■ Required work
Here, set down only the lines between the line that contains "Give me the" and the final line of the material, both included, exactly as written. Skip the pictures.

■ Material for this task

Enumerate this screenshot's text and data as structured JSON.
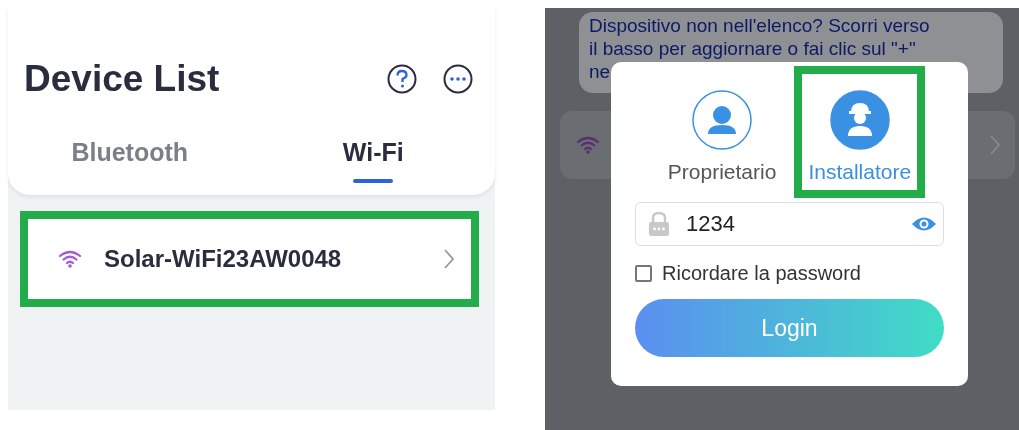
{
  "device_list": {
    "title": "Device List",
    "tabs": [
      {
        "label": "Bluetooth",
        "selected": false
      },
      {
        "label": "Wi-Fi",
        "selected": true
      }
    ],
    "devices": [
      {
        "name": "Solar-WiFi23AW0048",
        "highlighted": true
      }
    ]
  },
  "login_screen": {
    "hint_lines": [
      "Dispositivo non nell'elenco? Scorri verso",
      "il basso per aggiornare o fai clic sul \"+\"",
      "ne"
    ],
    "roles": [
      {
        "label": "Proprietario",
        "kind": "owner",
        "selected": false,
        "highlighted": false
      },
      {
        "label": "Installatore",
        "kind": "installer",
        "selected": true,
        "highlighted": true
      }
    ],
    "password": {
      "value": "1234"
    },
    "remember_password": {
      "label": "Ricordare la password",
      "checked": false
    },
    "login_button": "Login"
  }
}
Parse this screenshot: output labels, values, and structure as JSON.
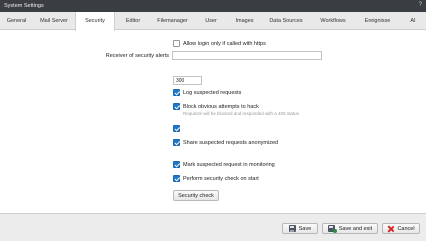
{
  "window": {
    "title": "System Settings",
    "help": "?"
  },
  "tabs": [
    {
      "label": "General"
    },
    {
      "label": "Mail Server"
    },
    {
      "label": "Security",
      "active": true
    },
    {
      "label": "Editor"
    },
    {
      "label": "Filemanager"
    },
    {
      "label": "User"
    },
    {
      "label": "Images"
    },
    {
      "label": "Data Sources"
    },
    {
      "label": "Workflows"
    },
    {
      "label": "Ereignisse"
    },
    {
      "label": "AI"
    }
  ],
  "security": {
    "https_only": {
      "label": "Allow login only if called with https",
      "checked": false
    },
    "receiver": {
      "label": "Receiver of security alerts",
      "value": "",
      "placeholder": ""
    },
    "threshold": {
      "value": "300"
    },
    "log_suspected": {
      "label": "Log suspected requests",
      "checked": true
    },
    "block_obvious": {
      "label": "Block obvious attempts to hack",
      "checked": true,
      "hint": "Requests will be blocked and responded with a 400 status"
    },
    "unlabeled": {
      "checked": true
    },
    "share_anonymized": {
      "label": "Share suspected requests anonymized",
      "checked": true
    },
    "mark_monitoring": {
      "label": "Mark suspected request in monitoring",
      "checked": true
    },
    "perform_check": {
      "label": "Perform security check on start",
      "checked": true
    },
    "check_button": "Security check"
  },
  "footer": {
    "save": "Save",
    "save_exit": "Save and exit",
    "cancel": "Cancel"
  },
  "colors": {
    "titlebar": "#3a3d42",
    "checkbox_checked": "#1f78c8",
    "cancel_icon": "#d12a2a"
  },
  "icons": {
    "save": "floppy-disk-icon",
    "save_exit": "floppy-disk-exit-icon",
    "cancel": "close-icon"
  }
}
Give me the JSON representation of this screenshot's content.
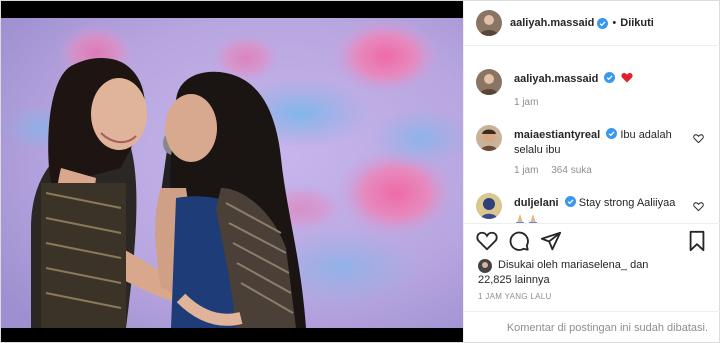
{
  "header": {
    "username": "aaliyah.massaid",
    "separator": "•",
    "follow_status": "Diikuti"
  },
  "comments": [
    {
      "username": "aaliyah.massaid",
      "text": "",
      "emoji": "heart-emoji",
      "time": "1 jam"
    },
    {
      "username": "maiaestiantyreal",
      "text": "Ibu adalah selalu ibu",
      "time": "1 jam",
      "likes": "364 suka"
    },
    {
      "username": "duljelani",
      "text": "Stay strong Aaliiyaa",
      "emoji": "praying-hands-emoji"
    }
  ],
  "likes": {
    "line1": "Disukai oleh mariaselena_ dan",
    "line2": "22,825 lainnya"
  },
  "time_ago": "1 JAM YANG LALU",
  "footer_text": "Komentar di postingan ini sudah dibatasi.",
  "colors": {
    "verified": "#3897f0",
    "heart": "#ed4956",
    "muted": "#8e8e8e",
    "border": "#efefef"
  }
}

■ Response area
Give me the JSON representation of this screenshot's content.
{
  "header": {
    "username": "aaliyah.massaid",
    "separator": "•",
    "follow_status": "Diikuti"
  },
  "comments": [
    {
      "username": "aaliyah.massaid",
      "text": "",
      "emoji": "heart-emoji",
      "time": "1 jam"
    },
    {
      "username": "maiaestiantyreal",
      "text": "Ibu adalah selalu ibu",
      "time": "1 jam",
      "likes": "364 suka"
    },
    {
      "username": "duljelani",
      "text": "Stay strong Aaliiyaa",
      "emoji": "praying-hands-emoji"
    }
  ],
  "likes": {
    "line1": "Disukai oleh mariaselena_ dan",
    "line2": "22,825 lainnya"
  },
  "time_ago": "1 JAM YANG LALU",
  "footer_text": "Komentar di postingan ini sudah dibatasi.",
  "colors": {
    "verified": "#3897f0",
    "heart": "#ed4956",
    "muted": "#8e8e8e",
    "border": "#efefef"
  }
}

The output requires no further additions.